(Interface dataset entries)

════════════════

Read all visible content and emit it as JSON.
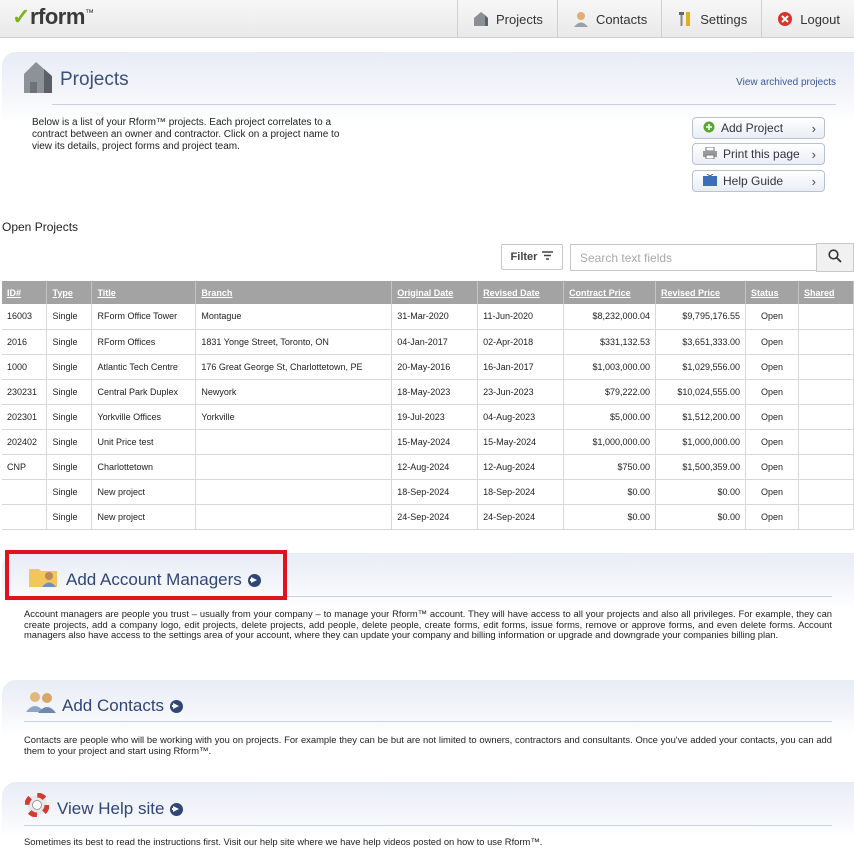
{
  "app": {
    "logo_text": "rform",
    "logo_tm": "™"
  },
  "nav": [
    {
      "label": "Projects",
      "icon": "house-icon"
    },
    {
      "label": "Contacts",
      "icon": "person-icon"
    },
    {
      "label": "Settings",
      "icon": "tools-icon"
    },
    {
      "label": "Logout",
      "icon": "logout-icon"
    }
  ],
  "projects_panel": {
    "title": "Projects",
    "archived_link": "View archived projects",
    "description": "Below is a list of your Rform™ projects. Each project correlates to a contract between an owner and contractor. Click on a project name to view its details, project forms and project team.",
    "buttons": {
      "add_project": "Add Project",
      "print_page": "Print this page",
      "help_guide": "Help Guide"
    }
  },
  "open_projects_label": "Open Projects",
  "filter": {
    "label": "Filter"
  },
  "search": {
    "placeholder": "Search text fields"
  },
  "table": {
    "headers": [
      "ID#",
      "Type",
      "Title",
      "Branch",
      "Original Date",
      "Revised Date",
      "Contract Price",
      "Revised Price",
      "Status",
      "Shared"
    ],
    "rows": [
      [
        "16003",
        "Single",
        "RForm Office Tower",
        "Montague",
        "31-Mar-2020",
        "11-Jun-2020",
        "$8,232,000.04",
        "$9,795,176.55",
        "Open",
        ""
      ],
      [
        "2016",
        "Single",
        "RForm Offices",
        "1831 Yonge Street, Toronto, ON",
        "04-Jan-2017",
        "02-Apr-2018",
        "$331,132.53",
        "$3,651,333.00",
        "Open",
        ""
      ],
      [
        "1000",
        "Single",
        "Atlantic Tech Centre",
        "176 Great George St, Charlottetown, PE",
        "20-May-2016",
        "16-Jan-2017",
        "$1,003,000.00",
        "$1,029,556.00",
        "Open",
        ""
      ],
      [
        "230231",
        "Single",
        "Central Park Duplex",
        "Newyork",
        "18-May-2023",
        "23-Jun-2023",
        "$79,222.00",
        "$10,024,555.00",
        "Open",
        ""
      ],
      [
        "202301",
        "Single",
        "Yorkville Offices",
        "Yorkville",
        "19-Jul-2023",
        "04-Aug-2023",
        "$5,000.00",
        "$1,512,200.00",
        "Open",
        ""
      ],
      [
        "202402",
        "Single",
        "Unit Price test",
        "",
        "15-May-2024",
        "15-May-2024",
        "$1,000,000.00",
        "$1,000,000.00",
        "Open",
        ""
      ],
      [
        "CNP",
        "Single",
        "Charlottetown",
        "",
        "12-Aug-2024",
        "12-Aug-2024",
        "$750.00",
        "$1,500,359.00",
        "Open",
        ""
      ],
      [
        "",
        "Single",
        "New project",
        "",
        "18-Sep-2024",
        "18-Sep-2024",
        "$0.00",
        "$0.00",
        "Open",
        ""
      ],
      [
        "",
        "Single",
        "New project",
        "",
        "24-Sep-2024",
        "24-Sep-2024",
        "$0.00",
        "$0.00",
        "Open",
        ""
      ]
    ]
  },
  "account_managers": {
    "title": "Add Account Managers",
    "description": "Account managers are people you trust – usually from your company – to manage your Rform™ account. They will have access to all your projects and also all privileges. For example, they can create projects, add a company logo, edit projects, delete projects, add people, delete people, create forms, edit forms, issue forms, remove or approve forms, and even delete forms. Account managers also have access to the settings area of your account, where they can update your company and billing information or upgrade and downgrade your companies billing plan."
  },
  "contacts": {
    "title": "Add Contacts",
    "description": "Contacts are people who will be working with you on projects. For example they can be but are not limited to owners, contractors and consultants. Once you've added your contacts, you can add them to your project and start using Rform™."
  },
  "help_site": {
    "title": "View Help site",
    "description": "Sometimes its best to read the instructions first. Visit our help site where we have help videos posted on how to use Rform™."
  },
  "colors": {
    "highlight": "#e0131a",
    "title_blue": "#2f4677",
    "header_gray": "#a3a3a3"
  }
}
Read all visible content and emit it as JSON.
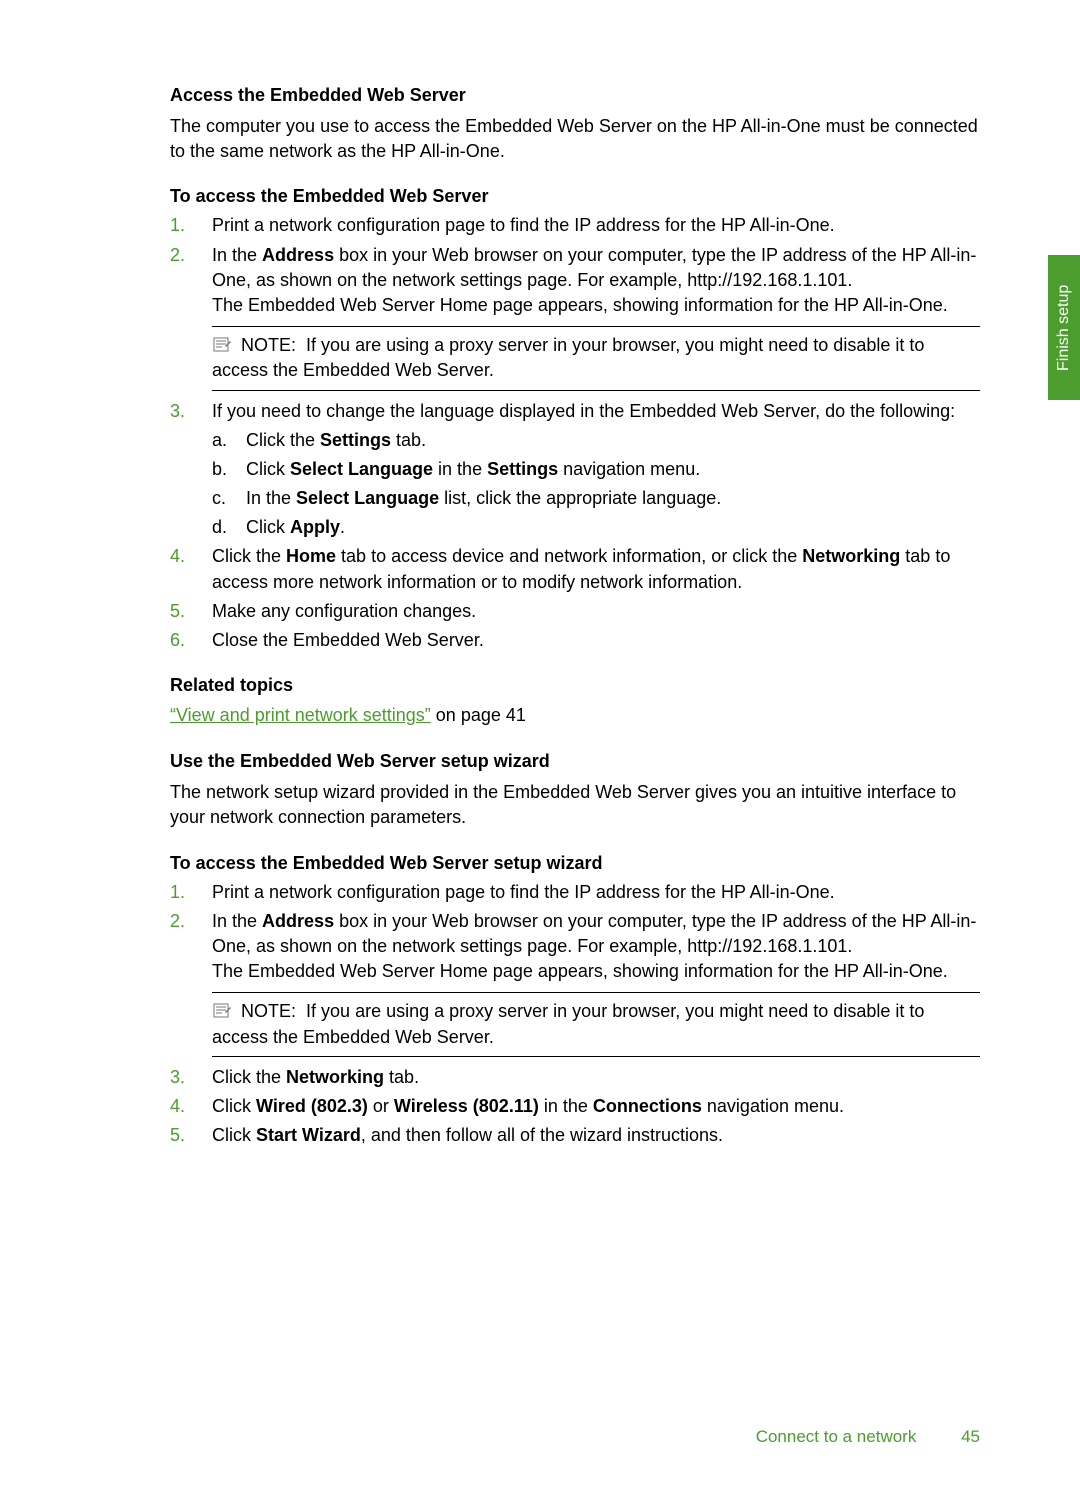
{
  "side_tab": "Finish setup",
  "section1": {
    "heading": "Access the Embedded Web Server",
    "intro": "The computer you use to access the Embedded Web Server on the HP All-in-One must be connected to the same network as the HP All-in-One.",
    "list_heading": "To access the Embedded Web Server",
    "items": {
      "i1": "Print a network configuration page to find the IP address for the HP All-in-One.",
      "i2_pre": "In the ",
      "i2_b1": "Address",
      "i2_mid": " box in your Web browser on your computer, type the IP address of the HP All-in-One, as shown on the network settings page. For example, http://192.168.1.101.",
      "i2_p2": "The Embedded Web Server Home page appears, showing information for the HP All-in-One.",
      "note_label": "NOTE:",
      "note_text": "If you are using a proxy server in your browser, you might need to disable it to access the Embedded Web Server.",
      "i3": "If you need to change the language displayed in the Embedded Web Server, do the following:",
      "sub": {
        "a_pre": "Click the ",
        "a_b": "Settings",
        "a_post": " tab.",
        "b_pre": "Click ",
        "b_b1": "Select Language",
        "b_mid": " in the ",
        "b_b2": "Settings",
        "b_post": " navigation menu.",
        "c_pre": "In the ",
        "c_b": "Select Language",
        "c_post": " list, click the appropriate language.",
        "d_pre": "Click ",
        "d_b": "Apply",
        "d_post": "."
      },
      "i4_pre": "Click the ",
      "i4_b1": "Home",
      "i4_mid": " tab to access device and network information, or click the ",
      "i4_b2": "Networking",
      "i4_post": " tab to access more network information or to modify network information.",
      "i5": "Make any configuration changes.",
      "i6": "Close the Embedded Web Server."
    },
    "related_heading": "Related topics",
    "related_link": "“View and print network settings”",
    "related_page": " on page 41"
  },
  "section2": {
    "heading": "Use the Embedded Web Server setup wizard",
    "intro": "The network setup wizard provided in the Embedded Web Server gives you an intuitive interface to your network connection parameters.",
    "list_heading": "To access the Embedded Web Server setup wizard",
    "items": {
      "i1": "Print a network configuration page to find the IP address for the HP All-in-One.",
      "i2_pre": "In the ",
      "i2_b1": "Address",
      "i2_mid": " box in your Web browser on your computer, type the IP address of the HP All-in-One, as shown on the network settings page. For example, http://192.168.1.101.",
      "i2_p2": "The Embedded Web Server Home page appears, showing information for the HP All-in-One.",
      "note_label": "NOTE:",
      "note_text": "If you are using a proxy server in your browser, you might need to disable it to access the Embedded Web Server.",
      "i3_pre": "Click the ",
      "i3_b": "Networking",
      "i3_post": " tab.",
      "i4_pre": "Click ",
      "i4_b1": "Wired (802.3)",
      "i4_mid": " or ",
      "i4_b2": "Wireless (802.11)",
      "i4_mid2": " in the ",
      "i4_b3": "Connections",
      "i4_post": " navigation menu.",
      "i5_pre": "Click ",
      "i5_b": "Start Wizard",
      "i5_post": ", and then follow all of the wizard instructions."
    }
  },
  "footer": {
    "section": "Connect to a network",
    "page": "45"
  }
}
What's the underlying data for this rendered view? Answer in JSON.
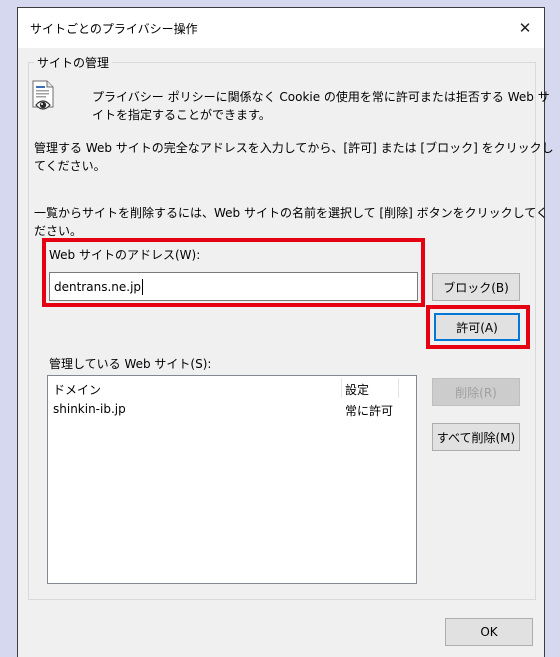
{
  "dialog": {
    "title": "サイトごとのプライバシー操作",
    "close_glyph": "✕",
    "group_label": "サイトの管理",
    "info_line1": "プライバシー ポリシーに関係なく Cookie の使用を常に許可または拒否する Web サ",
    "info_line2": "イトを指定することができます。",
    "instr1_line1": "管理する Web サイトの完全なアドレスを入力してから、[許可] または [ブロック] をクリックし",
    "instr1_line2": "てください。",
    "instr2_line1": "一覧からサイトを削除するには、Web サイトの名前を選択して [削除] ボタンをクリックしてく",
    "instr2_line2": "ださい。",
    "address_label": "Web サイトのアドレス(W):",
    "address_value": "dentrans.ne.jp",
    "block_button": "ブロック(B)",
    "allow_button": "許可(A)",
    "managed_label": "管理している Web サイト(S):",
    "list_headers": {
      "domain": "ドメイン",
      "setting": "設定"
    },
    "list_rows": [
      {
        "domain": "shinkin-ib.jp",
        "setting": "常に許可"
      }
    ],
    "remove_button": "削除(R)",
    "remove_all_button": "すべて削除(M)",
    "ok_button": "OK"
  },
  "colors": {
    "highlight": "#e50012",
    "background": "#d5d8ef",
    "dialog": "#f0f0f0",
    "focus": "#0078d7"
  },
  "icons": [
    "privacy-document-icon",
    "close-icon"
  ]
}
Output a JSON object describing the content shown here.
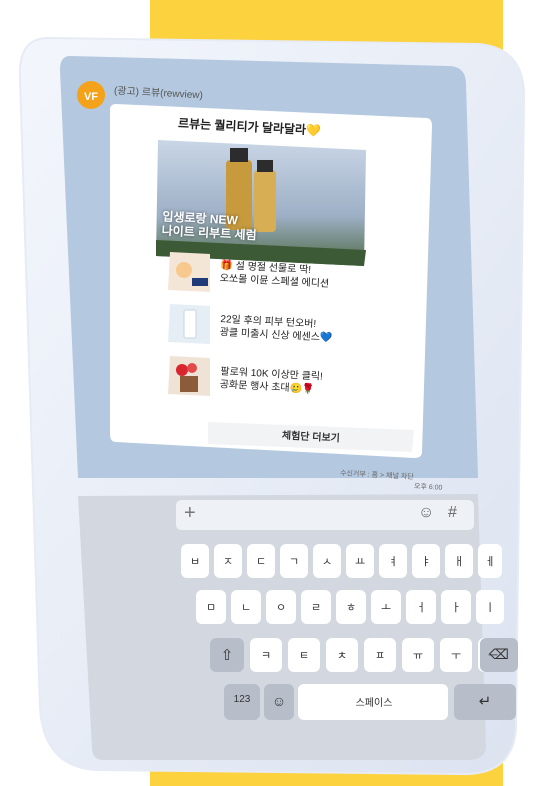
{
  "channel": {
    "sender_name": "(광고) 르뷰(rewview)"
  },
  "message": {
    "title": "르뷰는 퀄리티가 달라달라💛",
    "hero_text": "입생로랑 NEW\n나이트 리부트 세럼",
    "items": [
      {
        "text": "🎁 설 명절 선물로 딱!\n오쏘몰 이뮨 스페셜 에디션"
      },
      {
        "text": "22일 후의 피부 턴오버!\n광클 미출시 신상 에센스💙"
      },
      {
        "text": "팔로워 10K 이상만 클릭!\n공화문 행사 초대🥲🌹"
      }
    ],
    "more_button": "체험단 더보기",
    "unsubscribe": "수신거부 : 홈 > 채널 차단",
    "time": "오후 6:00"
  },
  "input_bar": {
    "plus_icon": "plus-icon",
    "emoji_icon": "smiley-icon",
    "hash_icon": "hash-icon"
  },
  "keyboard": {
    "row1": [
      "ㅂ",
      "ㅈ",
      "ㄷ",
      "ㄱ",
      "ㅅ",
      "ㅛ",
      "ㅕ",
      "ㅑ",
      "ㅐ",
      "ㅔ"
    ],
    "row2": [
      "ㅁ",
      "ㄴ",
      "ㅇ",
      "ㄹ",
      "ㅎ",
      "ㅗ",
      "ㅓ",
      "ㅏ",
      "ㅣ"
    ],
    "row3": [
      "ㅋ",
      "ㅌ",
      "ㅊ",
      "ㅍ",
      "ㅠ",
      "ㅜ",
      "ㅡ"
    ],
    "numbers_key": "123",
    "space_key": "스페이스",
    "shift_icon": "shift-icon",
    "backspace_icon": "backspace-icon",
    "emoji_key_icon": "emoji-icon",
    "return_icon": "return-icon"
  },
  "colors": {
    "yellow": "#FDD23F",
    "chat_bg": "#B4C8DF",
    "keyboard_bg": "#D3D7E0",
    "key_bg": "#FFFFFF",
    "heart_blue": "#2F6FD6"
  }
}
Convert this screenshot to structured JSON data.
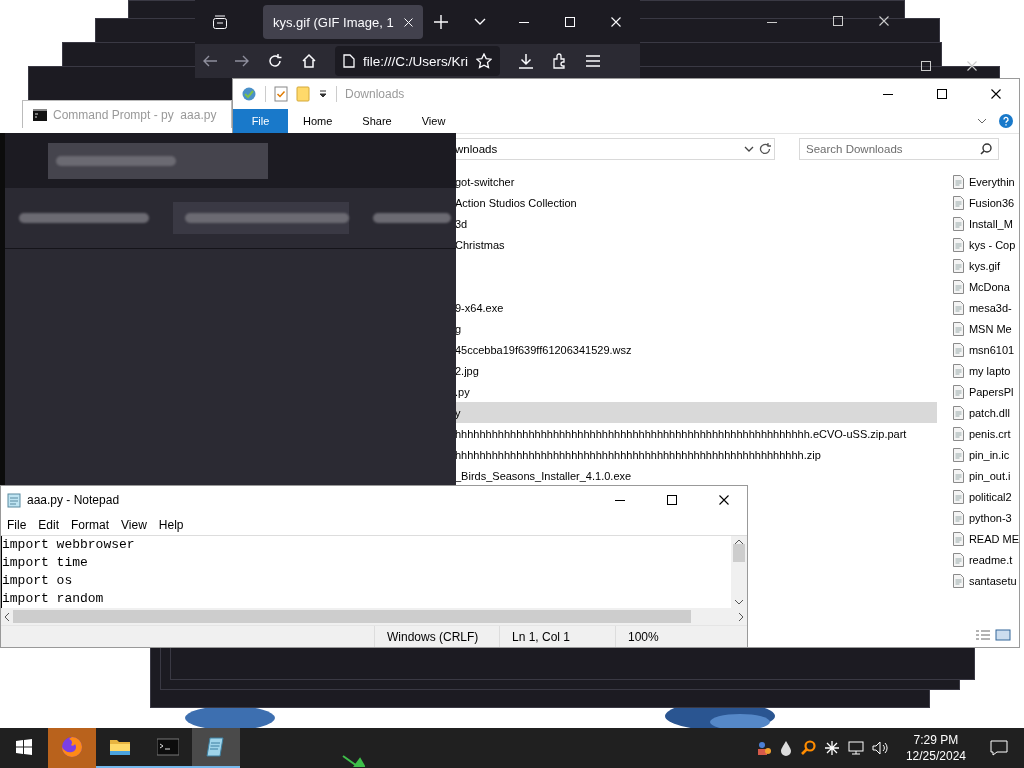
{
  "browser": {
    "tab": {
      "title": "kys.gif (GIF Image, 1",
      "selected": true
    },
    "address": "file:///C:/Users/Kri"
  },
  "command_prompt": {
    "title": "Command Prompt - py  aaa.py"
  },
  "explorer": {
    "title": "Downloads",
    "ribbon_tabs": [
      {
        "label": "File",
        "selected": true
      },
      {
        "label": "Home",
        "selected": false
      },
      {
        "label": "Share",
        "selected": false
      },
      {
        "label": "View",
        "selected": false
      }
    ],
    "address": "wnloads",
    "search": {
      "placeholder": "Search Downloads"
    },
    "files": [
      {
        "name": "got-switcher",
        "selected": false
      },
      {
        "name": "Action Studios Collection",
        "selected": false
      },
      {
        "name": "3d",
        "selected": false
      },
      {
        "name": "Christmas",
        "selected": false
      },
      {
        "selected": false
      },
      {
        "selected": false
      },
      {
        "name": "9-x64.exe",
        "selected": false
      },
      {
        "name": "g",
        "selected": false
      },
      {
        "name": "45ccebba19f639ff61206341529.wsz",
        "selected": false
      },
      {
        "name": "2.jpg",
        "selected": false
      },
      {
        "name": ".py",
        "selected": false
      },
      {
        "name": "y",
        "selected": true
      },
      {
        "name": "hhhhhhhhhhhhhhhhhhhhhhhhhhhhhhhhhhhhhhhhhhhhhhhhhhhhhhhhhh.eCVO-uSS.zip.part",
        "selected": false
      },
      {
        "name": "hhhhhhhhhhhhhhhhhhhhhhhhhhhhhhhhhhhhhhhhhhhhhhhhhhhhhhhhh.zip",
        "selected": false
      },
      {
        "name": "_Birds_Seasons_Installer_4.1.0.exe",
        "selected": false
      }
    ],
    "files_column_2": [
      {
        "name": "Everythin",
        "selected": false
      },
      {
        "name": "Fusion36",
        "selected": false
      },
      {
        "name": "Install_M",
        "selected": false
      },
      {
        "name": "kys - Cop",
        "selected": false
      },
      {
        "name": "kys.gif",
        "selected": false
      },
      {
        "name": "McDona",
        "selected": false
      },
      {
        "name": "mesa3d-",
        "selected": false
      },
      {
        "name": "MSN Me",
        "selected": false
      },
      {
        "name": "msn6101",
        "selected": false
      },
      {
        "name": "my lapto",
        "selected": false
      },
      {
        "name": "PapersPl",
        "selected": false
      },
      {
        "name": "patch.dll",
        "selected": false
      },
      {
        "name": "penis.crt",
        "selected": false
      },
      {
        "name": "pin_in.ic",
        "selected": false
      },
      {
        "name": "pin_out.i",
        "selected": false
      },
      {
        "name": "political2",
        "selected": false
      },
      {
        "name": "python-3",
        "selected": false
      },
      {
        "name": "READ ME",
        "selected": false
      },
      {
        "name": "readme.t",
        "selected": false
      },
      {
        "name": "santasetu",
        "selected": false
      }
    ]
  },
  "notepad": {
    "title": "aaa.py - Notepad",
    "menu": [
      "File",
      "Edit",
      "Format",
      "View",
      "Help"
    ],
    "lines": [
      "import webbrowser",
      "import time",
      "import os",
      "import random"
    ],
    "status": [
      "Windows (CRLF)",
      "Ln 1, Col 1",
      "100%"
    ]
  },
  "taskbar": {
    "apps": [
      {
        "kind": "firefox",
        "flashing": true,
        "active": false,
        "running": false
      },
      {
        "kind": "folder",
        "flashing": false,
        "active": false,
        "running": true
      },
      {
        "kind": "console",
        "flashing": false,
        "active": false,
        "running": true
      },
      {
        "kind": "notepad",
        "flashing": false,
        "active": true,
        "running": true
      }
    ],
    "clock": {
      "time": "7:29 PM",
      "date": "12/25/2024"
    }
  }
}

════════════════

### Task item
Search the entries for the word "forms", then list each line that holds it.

### Answer to the problem
    "description": "Below is a list of your Rform™ projects. Each project correlates to a contract between an owner and contractor. Click on a project name to view its details, project forms and project team.",
    "description": "Account managers are people you trust – usually from your company – to manage your Rform™ account. They will have access to all your projects and also all privileges. For example, they can create projects, add a company logo, edit projects, delete projects, add people, delete people, create forms, edit forms, issue forms, remove or approve forms, and even delete forms. Account managers also have access to the settings area of your account, where they can update your company and billing information or upgrade and downgrade your companies billing plan."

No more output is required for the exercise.